Conjunctions are the words joining either two sentences or two parts of a sentence.





  1. Conjunctions of Addition


and, both-and, as well as, also, besides, moreover, too, not only-but also



  1. Conjunctions of Place


where, wherever



  1. Conjunctions of Time


when, whenever, as long as, no sooner than, before, till, since, after, while, as soon as



  1. Conjunctions of Cause and Reason


as, because, since, therefore, so



  1. Conjunctions of Purpose


that, lest, therefore, so that



  1. Conjunctions of Result and Consequence





  1. Conjunctions of Condition


if, when, unless, provided that



  1. Conjunctions of Concession and Contrast


though/although-yet, even though, however, but, despite, in spite of



  1. Conjunctions of Comparison


than, as-as, so -as to



  1. Conjunctions of Alternative and Choice


either – or, neither- nor





  1. Scarcely or hardly is followed by when e.g.


  • Scarcely had I entered the room when I heard a shriek.


  • Hardly had I slept when the telephone bell rang.


  1. Although / Though is followed by yet e.g.


  • Though he worked hard yet he failed.



  1. No sooner is followed by than e.g.


  • No sooner did we reach there than it began to rain.



  1. Not only is followed by but also e.g.


  • Not only did he help her, but also dropped her home safely.



  1. Lest is negative and so should not be followed by not; it is followed by should e.g.


  • Work hard lest you should fail.



  1. If would or may is used in place of should, then else should be used in place of lest e.g.


  • Give him water, else he may die.


  • Leave on time, else you would miss the train.
  1. Both is complemented by and, not by as well as e. g.


  • Both Amit and Satish are good at Science.


  1. So-as is used in negative sentences, whereas As-as is used in affirmative sentences e.g.


  • He is not so tall as his brother.


  • He is as tall as his father.


  1. Other is followed by than e.g.


  • He has no other claim than his wealth.



  1. The word reason is not followed by because, but by that e.g.


  • The reason why he didn’t go was that his mother was ill.


  1. Because denotes reason while In order that denotes purpose e.g.


  • He went to the doctor because he was ill.


  • He went to Delhi in order that he might see Mr. Roy.


  1. Words like regard, describe, treat, mention, depict, portray are followed by as e.g.


  • I regard her as my sister.


  • He was treated as a slave.


  1. 13. As and since are also used to express reason e.g.


  • As he was not there, I spoke to his brother.


  • Since he did not come to the party, his gift was sent to him.


  1. Neither is followed by nor and both are followed by the same auxiliary verb or noun e.g.


  • Neither Ravi nor Vipan was seen.


  • Neither did I read nor


  1. Either is followed by or e.g.


  • Either you or he is to blame.
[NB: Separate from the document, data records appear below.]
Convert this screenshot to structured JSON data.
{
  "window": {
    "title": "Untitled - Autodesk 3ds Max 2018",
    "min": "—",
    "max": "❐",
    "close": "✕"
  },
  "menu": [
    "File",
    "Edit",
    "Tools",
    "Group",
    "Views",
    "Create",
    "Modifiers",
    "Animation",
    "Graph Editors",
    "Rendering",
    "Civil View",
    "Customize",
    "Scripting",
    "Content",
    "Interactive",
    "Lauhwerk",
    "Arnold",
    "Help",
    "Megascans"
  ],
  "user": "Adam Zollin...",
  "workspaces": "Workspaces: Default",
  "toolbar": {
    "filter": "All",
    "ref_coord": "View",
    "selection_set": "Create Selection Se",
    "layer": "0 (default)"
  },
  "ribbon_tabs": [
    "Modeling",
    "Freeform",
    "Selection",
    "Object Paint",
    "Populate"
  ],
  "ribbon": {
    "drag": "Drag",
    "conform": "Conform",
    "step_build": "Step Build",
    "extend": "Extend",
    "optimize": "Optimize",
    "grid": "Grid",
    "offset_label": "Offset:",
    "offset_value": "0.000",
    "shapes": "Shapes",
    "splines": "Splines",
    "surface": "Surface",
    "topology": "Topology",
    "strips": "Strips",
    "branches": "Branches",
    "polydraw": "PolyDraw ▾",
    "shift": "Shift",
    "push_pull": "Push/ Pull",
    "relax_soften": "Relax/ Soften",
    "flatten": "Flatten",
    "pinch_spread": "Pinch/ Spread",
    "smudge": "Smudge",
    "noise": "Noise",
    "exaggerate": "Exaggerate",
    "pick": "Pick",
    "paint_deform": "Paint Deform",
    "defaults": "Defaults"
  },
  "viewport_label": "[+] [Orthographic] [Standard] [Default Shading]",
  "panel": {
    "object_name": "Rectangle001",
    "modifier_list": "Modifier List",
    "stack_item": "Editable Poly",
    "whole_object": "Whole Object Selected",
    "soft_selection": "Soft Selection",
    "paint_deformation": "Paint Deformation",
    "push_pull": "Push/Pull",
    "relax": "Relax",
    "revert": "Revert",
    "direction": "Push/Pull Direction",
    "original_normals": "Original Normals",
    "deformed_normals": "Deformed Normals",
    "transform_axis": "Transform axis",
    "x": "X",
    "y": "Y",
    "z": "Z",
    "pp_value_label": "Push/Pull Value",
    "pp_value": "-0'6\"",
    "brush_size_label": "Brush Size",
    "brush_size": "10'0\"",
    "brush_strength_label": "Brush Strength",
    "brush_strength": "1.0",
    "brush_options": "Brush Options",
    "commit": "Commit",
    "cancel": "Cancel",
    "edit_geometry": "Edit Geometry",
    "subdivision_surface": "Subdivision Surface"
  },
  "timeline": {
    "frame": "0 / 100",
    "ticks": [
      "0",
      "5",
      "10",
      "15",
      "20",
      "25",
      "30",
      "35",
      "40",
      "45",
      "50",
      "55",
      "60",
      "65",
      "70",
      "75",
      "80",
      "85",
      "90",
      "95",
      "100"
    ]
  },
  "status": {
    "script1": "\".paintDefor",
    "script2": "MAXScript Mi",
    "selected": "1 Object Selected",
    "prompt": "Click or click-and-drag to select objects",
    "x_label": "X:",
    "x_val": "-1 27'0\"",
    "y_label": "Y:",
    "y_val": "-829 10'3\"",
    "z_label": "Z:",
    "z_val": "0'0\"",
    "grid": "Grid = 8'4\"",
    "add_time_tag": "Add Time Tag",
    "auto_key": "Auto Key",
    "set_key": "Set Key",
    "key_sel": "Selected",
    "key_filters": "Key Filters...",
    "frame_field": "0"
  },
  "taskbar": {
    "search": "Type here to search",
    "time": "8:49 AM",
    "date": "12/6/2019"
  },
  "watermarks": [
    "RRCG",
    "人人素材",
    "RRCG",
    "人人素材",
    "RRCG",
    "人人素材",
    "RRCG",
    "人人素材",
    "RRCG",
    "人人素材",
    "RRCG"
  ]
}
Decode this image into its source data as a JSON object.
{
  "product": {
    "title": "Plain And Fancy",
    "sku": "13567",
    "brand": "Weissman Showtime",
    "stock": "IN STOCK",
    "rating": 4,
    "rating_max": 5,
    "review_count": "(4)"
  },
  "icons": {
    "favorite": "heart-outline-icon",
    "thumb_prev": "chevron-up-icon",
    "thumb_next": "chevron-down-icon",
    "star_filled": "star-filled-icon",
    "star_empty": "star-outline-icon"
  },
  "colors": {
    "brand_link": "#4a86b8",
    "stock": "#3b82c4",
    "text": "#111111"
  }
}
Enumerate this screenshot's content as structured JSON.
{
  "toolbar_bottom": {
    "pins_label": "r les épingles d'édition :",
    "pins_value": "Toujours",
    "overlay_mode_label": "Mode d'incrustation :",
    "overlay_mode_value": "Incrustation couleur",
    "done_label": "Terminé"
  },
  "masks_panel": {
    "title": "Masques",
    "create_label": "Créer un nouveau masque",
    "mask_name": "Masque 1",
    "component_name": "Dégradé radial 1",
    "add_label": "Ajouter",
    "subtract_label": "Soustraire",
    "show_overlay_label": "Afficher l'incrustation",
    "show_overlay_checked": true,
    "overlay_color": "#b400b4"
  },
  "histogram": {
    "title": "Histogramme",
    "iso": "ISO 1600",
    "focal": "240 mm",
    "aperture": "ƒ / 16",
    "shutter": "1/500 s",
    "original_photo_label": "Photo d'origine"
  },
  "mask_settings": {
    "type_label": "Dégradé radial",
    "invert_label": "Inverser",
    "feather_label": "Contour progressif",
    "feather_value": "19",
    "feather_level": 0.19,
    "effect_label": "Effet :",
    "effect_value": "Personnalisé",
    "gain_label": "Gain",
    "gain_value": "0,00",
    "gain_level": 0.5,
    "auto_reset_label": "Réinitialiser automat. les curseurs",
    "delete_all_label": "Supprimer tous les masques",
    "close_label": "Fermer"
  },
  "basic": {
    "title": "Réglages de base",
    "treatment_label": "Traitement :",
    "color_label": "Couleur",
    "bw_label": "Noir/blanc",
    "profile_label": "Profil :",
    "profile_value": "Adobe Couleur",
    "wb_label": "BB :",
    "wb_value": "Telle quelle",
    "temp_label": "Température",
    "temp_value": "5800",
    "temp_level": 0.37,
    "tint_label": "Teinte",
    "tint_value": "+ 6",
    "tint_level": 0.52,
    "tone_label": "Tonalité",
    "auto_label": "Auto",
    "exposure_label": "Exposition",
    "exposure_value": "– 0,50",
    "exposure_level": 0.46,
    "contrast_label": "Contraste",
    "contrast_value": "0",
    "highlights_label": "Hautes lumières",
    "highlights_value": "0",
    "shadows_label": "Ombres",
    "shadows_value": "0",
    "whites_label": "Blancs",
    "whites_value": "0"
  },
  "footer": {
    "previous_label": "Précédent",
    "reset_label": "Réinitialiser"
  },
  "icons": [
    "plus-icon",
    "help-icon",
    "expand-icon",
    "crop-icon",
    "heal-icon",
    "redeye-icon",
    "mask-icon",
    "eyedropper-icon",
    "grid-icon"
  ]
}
  1. Unless, until, if not, so that should not be followed by not e.g.


  • Wait here until I come


  • Do not go unless I return.


  1. If is used in conditional sense, whether is used for uncertainty e.g.


  • If he does not return the books, he will not be awarded the certificate.


  • I don’t know whether he was present.


  1. To express time before, use until or till and to express how long, use as long as e.g.


  • He continued to be lazy, until he was ten ‘years old.


  • Work as long as you live.


  1. Such is followed by as e.g.


  • We talked about such subjects as the weather.


Such is followed by that if we emphasize the degree of something by mentioning the result e.g.


  • The extent of the disaster was such that not a single man could survive.


  1. Like is followed by pronoun and as is followed by a clause e.g.


  • He runs like me.


  • He runs as I do.